WHAT'S THE BIG DEAL? The big deal is this: most of the benefit of wood-fueled biomass goes into the pockets of the biomass companies in the form of subsidies, and we get inefficient power and bad air in return.
As anyone that has burned wood knows, because of its high moisture, wood yields less energy compared with more efficient fuels, such as coal, gas, or oil. In order to get the wood dry enough to burn, biomass plants must heat the wood before burning it, which requires energy. Not only that, but since wood burners are usually less efficient than those used for coal, gas, or oil, the carbon dioxide emitted from the process is higher, and results in less usable energy.
Biomass power-plant owners use fuzzy math to claim wood-burning biomass fuel plants are "green." In their eyes, seeing that wood emits the same amount of carbon whether it's burned or left to decay in the forest, the net change in atmospheric carbon dioxide is zero.
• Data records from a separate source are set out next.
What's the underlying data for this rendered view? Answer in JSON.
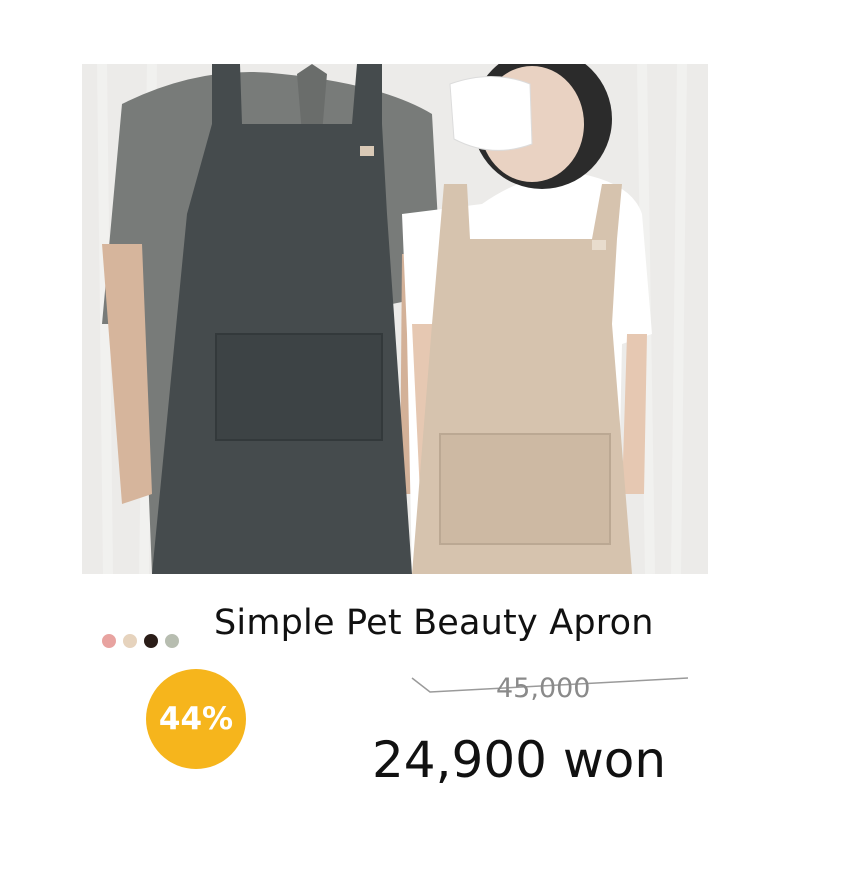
{
  "product": {
    "image_alt": "Two people wearing charcoal and beige aprons",
    "title": "Simple Pet Beauty Apron",
    "discount_badge": "44%",
    "original_price": "45,000",
    "sale_price": "24,900 won",
    "color_options": [
      {
        "name": "pink",
        "hex": "#e8a3a0"
      },
      {
        "name": "beige",
        "hex": "#e6d3bd"
      },
      {
        "name": "dark-brown",
        "hex": "#2a1d18"
      },
      {
        "name": "sage",
        "hex": "#b7bdb0"
      }
    ]
  },
  "colors": {
    "badge": "#f6b51c",
    "text_primary": "#111111",
    "text_muted": "#8a8a8a"
  }
}
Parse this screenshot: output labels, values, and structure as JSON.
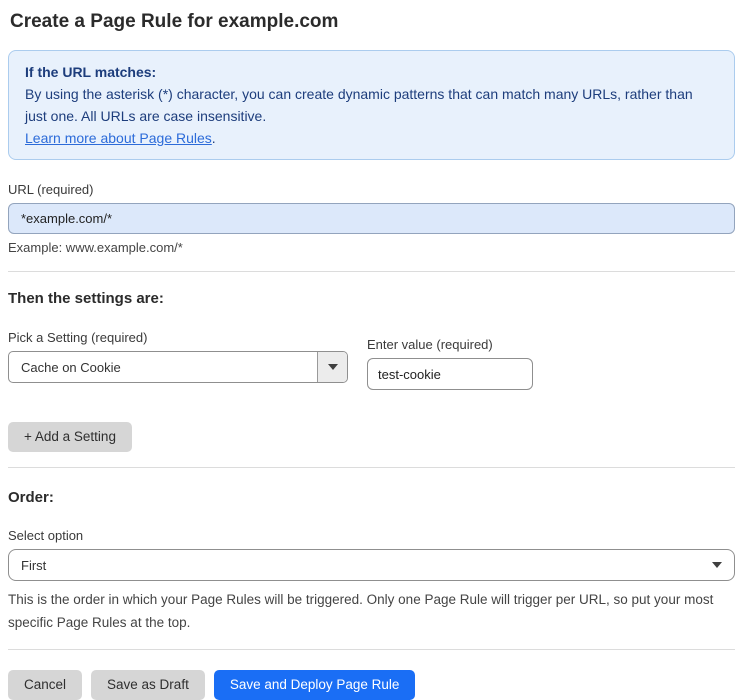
{
  "page": {
    "title": "Create a Page Rule for example.com"
  },
  "info_box": {
    "heading": "If the URL matches:",
    "body": "By using the asterisk (*) character, you can create dynamic patterns that can match many URLs, rather than just one. All URLs are case insensitive.",
    "link_label": "Learn more about Page Rules",
    "link_suffix": "."
  },
  "url_field": {
    "label": "URL (required)",
    "value": "*example.com/*",
    "helper": "Example: www.example.com/*"
  },
  "settings": {
    "heading": "Then the settings are:",
    "setting_label": "Pick a Setting (required)",
    "setting_value": "Cache on Cookie",
    "value_label": "Enter value (required)",
    "value_value": "test-cookie",
    "add_button_label": "+ Add a Setting"
  },
  "order": {
    "heading": "Order:",
    "select_label": "Select option",
    "select_value": "First",
    "help": "This is the order in which your Page Rules will be triggered. Only one Page Rule will trigger per URL, so put your most specific Page Rules at the top."
  },
  "actions": {
    "cancel_label": "Cancel",
    "save_draft_label": "Save as Draft",
    "save_deploy_label": "Save and Deploy Page Rule"
  },
  "colors": {
    "accent_blue": "#1a6ef5",
    "info_bg": "#e8f1fc",
    "info_border": "#abccee",
    "info_text": "#1d3d7c",
    "link_blue": "#2c6bd9",
    "url_input_bg": "#dce8fa",
    "button_gray": "#d6d6d6"
  }
}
However, that ignores the carbon energy required to transport and process the wood to capture the energy for use, along with the carbon released with damage to the forest ecosystem. After being bombarded with scientific data from environmental groups across the country, the Environmental Protection Agency (EPA) has put its biomass recommendations on hold to undergo more research. According to Biomass Accountability Project spokesperson Meg Sheehan, "EPA has sound scientific grounds for challenging the conventional and scientifically unsupported view of biomass as carbon-neutral."
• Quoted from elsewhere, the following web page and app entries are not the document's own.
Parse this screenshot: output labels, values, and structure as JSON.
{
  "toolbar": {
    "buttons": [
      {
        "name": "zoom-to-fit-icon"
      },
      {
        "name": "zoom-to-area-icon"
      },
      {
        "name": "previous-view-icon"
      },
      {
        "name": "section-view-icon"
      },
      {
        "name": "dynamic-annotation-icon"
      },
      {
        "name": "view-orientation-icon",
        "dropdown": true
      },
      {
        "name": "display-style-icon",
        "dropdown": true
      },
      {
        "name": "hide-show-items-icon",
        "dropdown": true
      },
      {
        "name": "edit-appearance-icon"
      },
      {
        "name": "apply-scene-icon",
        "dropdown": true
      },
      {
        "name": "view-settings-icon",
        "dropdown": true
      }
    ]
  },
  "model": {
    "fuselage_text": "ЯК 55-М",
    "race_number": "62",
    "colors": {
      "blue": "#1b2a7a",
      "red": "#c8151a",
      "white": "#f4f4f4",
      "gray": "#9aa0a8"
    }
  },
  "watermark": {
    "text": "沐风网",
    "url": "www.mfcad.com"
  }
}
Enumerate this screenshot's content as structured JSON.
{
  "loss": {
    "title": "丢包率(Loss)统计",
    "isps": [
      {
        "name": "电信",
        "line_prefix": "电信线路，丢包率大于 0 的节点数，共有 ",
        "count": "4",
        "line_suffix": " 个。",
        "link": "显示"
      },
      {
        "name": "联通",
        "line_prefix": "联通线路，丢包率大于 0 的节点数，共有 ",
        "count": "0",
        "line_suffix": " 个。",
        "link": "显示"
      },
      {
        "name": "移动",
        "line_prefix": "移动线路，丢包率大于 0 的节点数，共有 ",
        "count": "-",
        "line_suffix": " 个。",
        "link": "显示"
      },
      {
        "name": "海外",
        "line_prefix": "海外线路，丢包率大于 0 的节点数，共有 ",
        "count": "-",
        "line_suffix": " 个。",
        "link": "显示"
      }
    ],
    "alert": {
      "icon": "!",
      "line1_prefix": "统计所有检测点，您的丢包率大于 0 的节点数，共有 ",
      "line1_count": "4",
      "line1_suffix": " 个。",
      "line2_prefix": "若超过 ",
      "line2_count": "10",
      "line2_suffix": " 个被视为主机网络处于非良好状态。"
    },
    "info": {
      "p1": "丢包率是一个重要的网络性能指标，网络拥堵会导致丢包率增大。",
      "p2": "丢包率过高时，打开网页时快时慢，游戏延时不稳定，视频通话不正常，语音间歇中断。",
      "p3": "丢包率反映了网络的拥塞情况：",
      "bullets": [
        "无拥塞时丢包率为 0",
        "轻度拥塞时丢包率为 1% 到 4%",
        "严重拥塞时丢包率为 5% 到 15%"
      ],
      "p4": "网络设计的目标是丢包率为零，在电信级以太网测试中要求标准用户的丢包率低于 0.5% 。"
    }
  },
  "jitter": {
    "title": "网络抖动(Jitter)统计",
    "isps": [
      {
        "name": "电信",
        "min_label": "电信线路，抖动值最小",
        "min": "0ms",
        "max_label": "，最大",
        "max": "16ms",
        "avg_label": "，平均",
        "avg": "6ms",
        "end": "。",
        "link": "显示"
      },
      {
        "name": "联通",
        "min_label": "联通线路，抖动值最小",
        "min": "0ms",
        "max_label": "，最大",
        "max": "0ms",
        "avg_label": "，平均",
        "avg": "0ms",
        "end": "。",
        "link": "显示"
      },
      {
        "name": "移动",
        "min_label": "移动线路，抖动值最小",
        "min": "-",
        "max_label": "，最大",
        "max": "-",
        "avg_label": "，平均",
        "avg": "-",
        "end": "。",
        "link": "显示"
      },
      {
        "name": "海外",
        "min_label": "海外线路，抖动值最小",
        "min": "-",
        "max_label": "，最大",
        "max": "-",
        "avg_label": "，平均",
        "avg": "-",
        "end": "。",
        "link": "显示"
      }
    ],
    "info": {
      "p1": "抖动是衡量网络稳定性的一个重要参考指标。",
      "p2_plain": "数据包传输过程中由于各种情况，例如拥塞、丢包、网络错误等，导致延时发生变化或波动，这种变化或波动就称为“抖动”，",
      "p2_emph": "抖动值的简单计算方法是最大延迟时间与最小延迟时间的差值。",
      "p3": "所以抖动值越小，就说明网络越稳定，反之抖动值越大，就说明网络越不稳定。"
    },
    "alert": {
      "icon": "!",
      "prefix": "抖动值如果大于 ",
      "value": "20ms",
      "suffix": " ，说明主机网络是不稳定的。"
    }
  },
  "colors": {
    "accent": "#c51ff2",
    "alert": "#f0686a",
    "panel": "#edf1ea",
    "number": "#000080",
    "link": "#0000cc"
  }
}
Generating the same amount of electricity from biomass emits roughly 50 percent more carbon dioxide than coal, according to a 2010 study commissioned by the Massachusetts Department of Energy Resources and performed by the Manomet Center for Conservation Sciences, a nonprofit environmental research organization. Furthermore, a report analyzing Department of Energy data by Chris Matera, P.E., of Massachusetts Forest Watch estimated biomass emissions at 150 percent more than existing natural-gas power plants and 330 percent more than the newest, most efficient gas plants. MassPIRG's analysis is even more damning: they've reported that a proposed biomass plant in Russell would emit 50 to 250 percent more carbon dioxide per unit of energy produced than the 10 worst carbon-dioxide-emitting power plants in the Northeast.